Collection entries
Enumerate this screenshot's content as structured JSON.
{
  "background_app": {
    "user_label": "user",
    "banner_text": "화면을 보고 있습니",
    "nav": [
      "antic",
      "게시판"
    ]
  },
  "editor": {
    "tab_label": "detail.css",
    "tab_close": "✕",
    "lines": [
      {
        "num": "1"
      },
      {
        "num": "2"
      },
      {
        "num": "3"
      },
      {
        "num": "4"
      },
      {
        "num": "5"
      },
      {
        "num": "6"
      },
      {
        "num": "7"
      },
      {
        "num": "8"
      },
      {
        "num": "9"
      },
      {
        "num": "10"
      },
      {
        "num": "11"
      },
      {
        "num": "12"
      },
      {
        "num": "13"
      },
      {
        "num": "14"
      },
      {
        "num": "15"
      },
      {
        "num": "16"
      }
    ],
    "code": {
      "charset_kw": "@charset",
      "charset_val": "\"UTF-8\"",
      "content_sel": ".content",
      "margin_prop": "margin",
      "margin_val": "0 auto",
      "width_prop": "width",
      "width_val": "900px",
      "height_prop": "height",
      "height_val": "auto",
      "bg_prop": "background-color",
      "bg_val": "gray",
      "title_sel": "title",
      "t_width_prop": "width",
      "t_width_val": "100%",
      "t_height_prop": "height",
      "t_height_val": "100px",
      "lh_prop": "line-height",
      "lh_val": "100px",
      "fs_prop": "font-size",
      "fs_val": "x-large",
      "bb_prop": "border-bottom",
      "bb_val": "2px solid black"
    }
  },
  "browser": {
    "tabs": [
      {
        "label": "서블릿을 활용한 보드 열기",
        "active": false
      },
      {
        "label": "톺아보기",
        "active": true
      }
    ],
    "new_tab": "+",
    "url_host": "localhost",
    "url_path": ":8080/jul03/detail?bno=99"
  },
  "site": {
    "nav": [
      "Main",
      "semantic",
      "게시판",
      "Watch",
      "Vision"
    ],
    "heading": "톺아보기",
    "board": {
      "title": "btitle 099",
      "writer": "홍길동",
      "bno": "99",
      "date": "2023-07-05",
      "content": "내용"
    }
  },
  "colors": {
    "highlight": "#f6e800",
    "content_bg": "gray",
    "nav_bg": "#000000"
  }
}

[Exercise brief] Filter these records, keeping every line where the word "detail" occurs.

[Output for this exercise]
    "tab_label": "detail.css",
    "url_path": ":8080/jul03/detail?bno=99"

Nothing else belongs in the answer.